* Libyan navy opens fire as crude tanker approaches
* Severe cold weather threatens to curtail oil production in
the United States
* U.S. crude stocks seen rising last week
By Jacob Gronholt-Pedersen
SINGAPORE, Jan 7 Brent oil futures climbed above
$107 a barrel on Tuesday after five consecutive sessions of
losses, as investors weighed mixed signals from Libya and cold
weather across the central United States threatened production.
In an escalation of the conflict in Libya, the navy opened
fire on Monday after an oil tanker approached to illegally load
crude at a port controlled by rebels. The episode came after the
country over the weekend restarted production at a major oil
Brent crude for February delivery rose 48 cents to
$107.21 at 0259 GMT, after having settled lower in the previous
five sessions, partly on expectations of rising Libyan exports.
U.S. crude was 25 cents higher at $93.68 a barrel.
The contract has also fallen in the past five sessions and
settled 53 cents lower on Monday.
"I think the restart of production (at El Sharara) is priced
in by now. Maybe it's even overshot to the downside," said Tony
Nunan, oil risk manager at Mitsubishi Corp. in Tokyo.
The restart of the 340,000-barrel-per-day (bpd) El Sharara
field will more than double Libyan crude production, which had
fallen to 250,000 bpd from 1.4 million bpd in July.
While expectations of more Libyan supply have helped push
prices lower, an escalation of months-long civil unrest in the
African country could provide a floor under the market.
"This just shows that the trouble in the Middle East and
North Africa is a chronic problem that's going to take years to
solve," said Nunan.
"I think Brent will stay in triple digits as long as we have
this instability in the region."
Oil prices were also supported by severe cold weather
sweeping across the central United States that threatens to
curtail some oil production as wells were stranded and drilling
and fracking operations were interrupted.
Still, as of late Monday, major U.S. oil producers had only
reported minor effects on their operations.
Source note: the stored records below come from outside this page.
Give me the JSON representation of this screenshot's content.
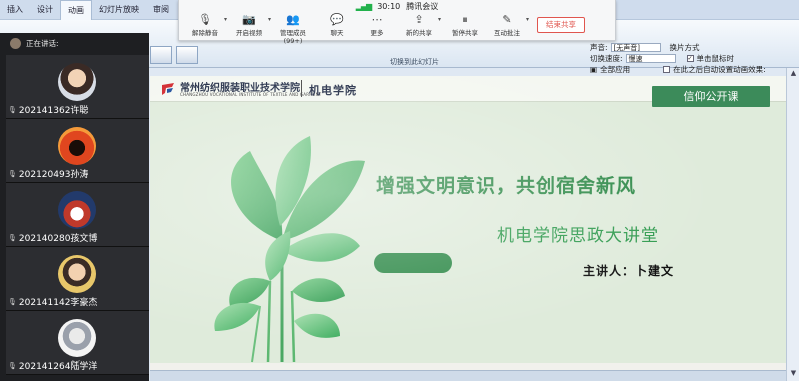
{
  "ppt": {
    "tabs": [
      "插入",
      "设计",
      "动画",
      "幻灯片放映",
      "审阅",
      "视图"
    ],
    "active_tab_index": 2,
    "group_label": "切换到此幻灯片",
    "sound_label": "声音:",
    "sound_value": "[无声音]",
    "advance_label": "换片方式",
    "speed_label": "切换速度:",
    "speed_value": "慢速",
    "on_click_label": "单击鼠标时",
    "apply_all_label": "全部应用",
    "auto_after_label": "在此之后自动设置动画效果:",
    "on_click_checked": true
  },
  "meeting": {
    "timer": "30:10",
    "app_name": "腾讯会议",
    "tools": [
      {
        "label": "解除静音",
        "icon": "microphone-muted-icon",
        "glyph": "🎙",
        "has_caret": true
      },
      {
        "label": "开启视频",
        "icon": "camera-off-icon",
        "glyph": "📷",
        "has_caret": true
      },
      {
        "label": "管理成员(99+)",
        "icon": "members-icon",
        "glyph": "👥",
        "has_caret": false
      },
      {
        "label": "聊天",
        "icon": "chat-icon",
        "glyph": "💬",
        "has_caret": false
      },
      {
        "label": "更多",
        "icon": "more-icon",
        "glyph": "⋯",
        "has_caret": false
      },
      {
        "label": "新的共享",
        "icon": "share-icon",
        "glyph": "⇪",
        "has_caret": true
      },
      {
        "label": "暂停共享",
        "icon": "pause-icon",
        "glyph": "⏸",
        "has_caret": false
      },
      {
        "label": "互动批注",
        "icon": "annotate-icon",
        "glyph": "✎",
        "has_caret": true
      }
    ],
    "end_share_label": "结束共享"
  },
  "participants": {
    "speaking_label": "正在讲话:",
    "list": [
      {
        "name": "202141362许聪"
      },
      {
        "name": "202120493孙涛"
      },
      {
        "name": "202140280孩文博"
      },
      {
        "name": "202141142李豪杰"
      },
      {
        "name": "202141264陆学洋"
      }
    ]
  },
  "slide": {
    "school_name": "常州纺织服装职业技术学院",
    "school_name_en": "CHANGZHOU VOCATIONAL INSTITUTE OF TEXTILE AND GARMENT",
    "college": "机电学院",
    "badge": "信仰公开课",
    "title": "增强文明意识，共创宿舍新风",
    "subtitle": "机电学院思政大讲堂",
    "speaker": "主讲人：卜建文"
  },
  "colors": {
    "slide_bg": "#dfebdb",
    "accent_green": "#2f8a49",
    "end_share_red": "#e0564e",
    "panel_dark": "#1e1f22"
  }
}
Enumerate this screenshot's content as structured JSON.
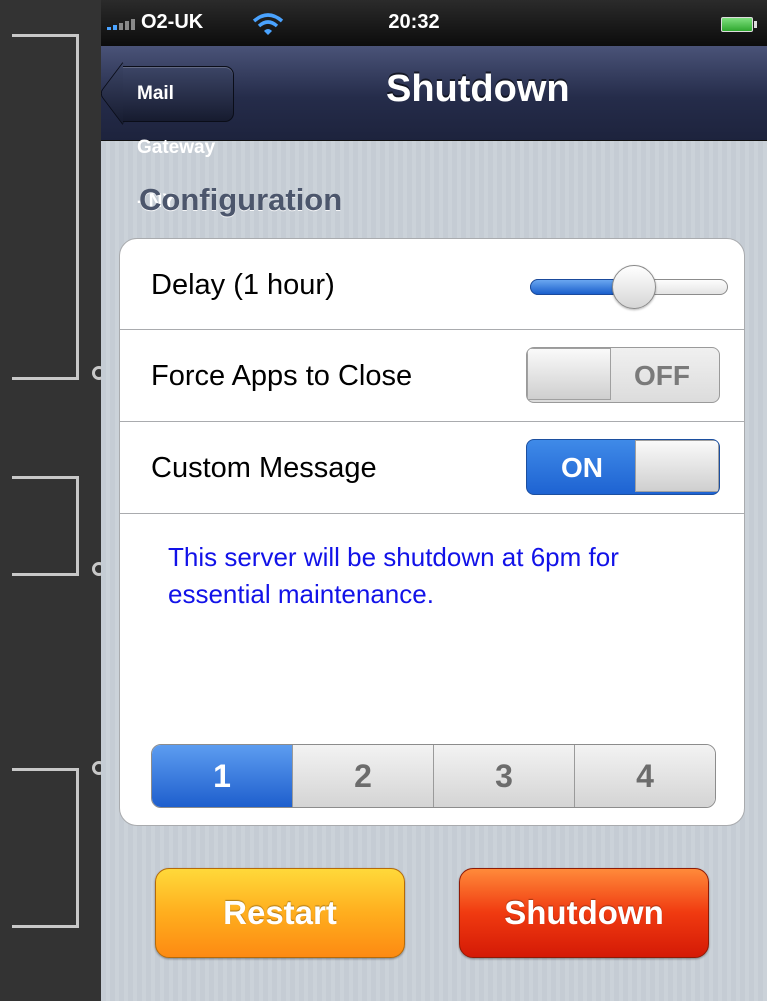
{
  "status_bar": {
    "carrier": "O2-UK",
    "time": "20:32",
    "icons": [
      "signal-icon",
      "wifi-icon",
      "battery-icon"
    ]
  },
  "nav_bar": {
    "back_label": "Mail Gateway - NY",
    "title": "Shutdown"
  },
  "section": {
    "header": "Configuration"
  },
  "settings": {
    "delay": {
      "label": "Delay (1 hour)",
      "slider_fraction": 0.52
    },
    "force_apps": {
      "label": "Force Apps to Close",
      "state": "OFF"
    },
    "custom_message": {
      "label": "Custom Message",
      "state": "ON"
    },
    "message_text": "This server will be shutdown at 6pm for essential maintenance."
  },
  "segments": {
    "options": [
      "1",
      "2",
      "3",
      "4"
    ],
    "selected_index": 0
  },
  "buttons": {
    "restart": "Restart",
    "shutdown": "Shutdown"
  },
  "colors": {
    "nav_bar": "#252c4a",
    "accent_blue": "#1e63d2",
    "message_text": "#1212e8",
    "restart": "#ffae1e",
    "shutdown": "#f03a10"
  }
}
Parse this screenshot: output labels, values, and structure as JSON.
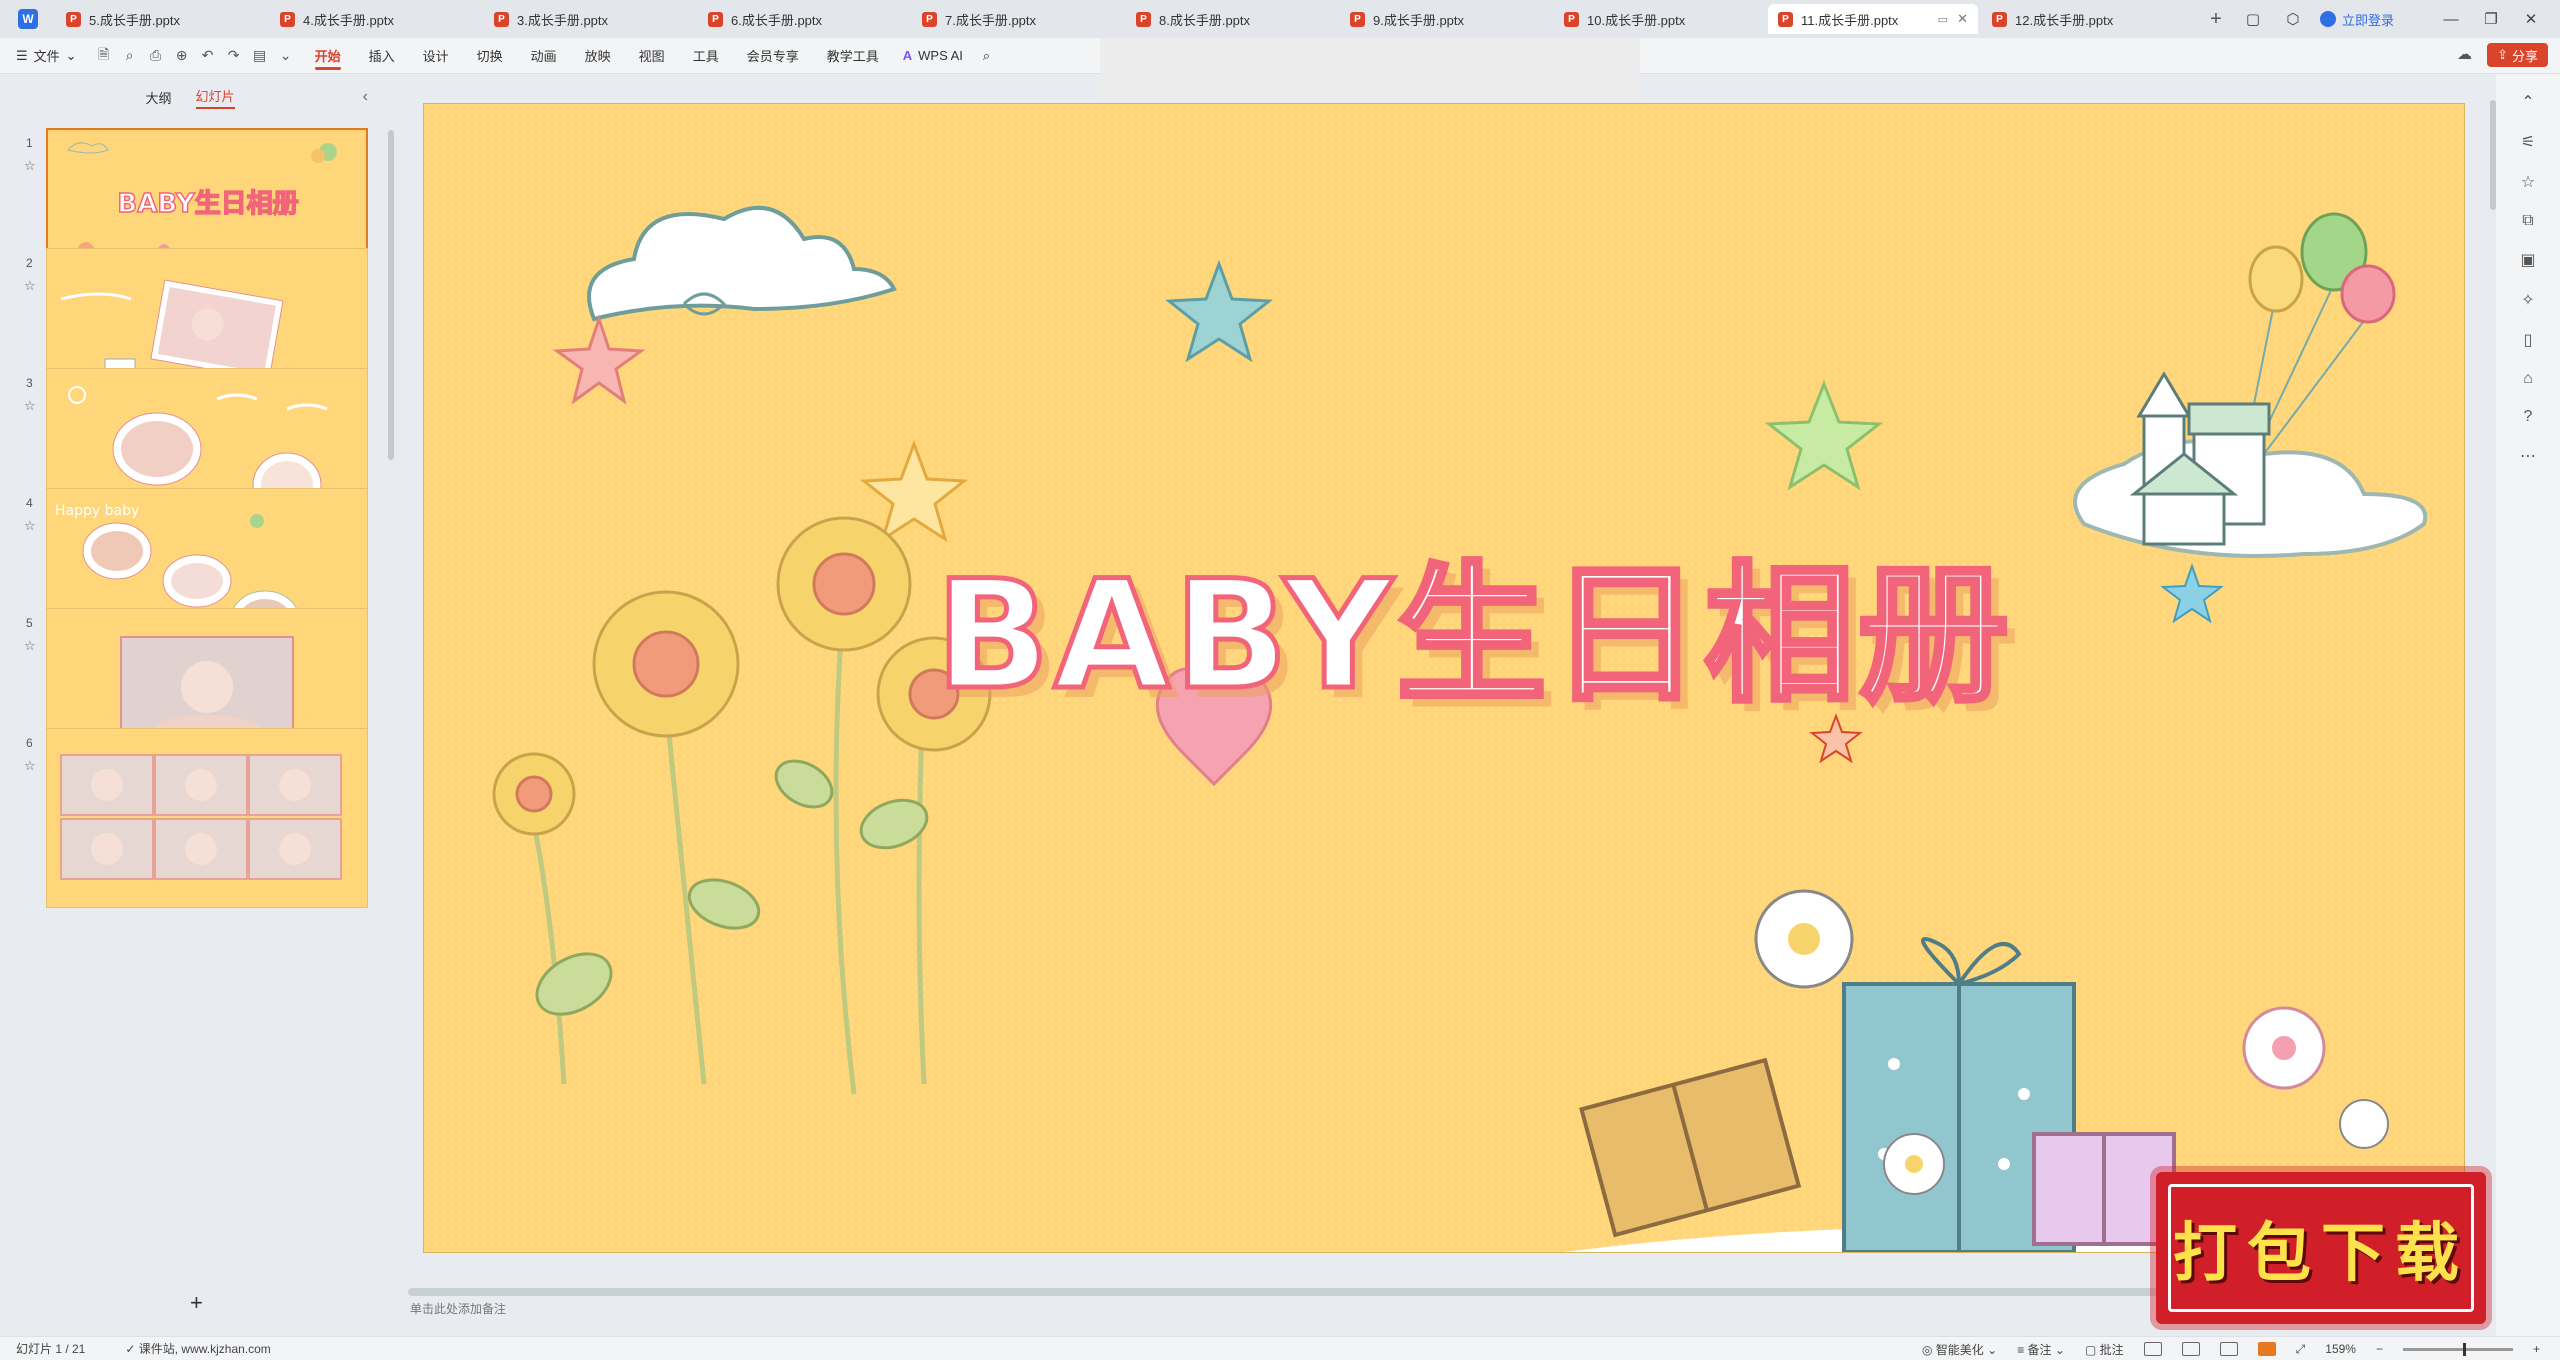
{
  "tabs": [
    {
      "label": "5.成长手册.pptx"
    },
    {
      "label": "4.成长手册.pptx"
    },
    {
      "label": "3.成长手册.pptx"
    },
    {
      "label": "6.成长手册.pptx"
    },
    {
      "label": "7.成长手册.pptx"
    },
    {
      "label": "8.成长手册.pptx"
    },
    {
      "label": "9.成长手册.pptx"
    },
    {
      "label": "10.成长手册.pptx"
    },
    {
      "label": "11.成长手册.pptx",
      "active": true
    },
    {
      "label": "12.成长手册.pptx"
    }
  ],
  "login_label": "立即登录",
  "menu": {
    "file_label": "文件",
    "ribbon_tabs": [
      "开始",
      "插入",
      "设计",
      "切换",
      "动画",
      "放映",
      "视图",
      "工具",
      "会员专享",
      "教学工具"
    ],
    "active_tab": "开始",
    "wps_ai_label": "WPS AI",
    "share_label": "分享"
  },
  "left_panel": {
    "outline_label": "大纲",
    "slides_label": "幻灯片",
    "slide_numbers": [
      "1",
      "2",
      "3",
      "4",
      "5",
      "6"
    ],
    "thumb1_title": "BABY生日相册",
    "thumb4_text": "Happy baby",
    "add_label": "+"
  },
  "slide": {
    "title": "BABY生日相册"
  },
  "notes_placeholder": "单击此处添加备注",
  "status": {
    "slide_counter": "幻灯片 1 / 21",
    "source": "课件站, www.kjzhan.com",
    "smart_beautify": "智能美化",
    "notes_label": "备注",
    "comments_label": "批注",
    "zoom": "159%"
  },
  "watermark_text": "打包下载",
  "colors": {
    "slide_bg": "#ffd77a",
    "title_stroke": "#f26479",
    "accent": "#d9442b",
    "active_thumb_border": "#e8781f"
  }
}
Temperatures were
forecast to swing back to normal levels in Texas and North
Dakota by Wednesday.
Next week, trading will begin for crude oil loading in
March, when a drop in demand can be expected as refiners in the
United States and elsewhere enter spring maintenance.
"We have probably already passed the peak in winter crude
purchases. I think the situation in Libya, Fed tapering and a
stronger dollar doesn't bode well for crude prices," said Nunan.
U.S. commercial crude oil inventories likely rose 2.2
million barrels in the week ended Jan. 3 after near-record
five-week declines, a preliminary Reuters poll of analysts
showed on Monday.
In the previous five weeks, U.S. crude stocks fell by more
than 30 million barrels - the biggest such decline since 1990 -
as Gulf Coast refiners drew down stocks to minimize year-end
taxes. Distillate stocks rose sharply last week.
OPEC's oil output averaged 29.53 million barrels per day in
December, falling to the lowest since May 2011, a Reuters survey
found, due to strikes and protests in Libya, stagnation in Iraqi
exports and a further reduction in Saudi Arabian supply.
(Editing by Richard Pullin)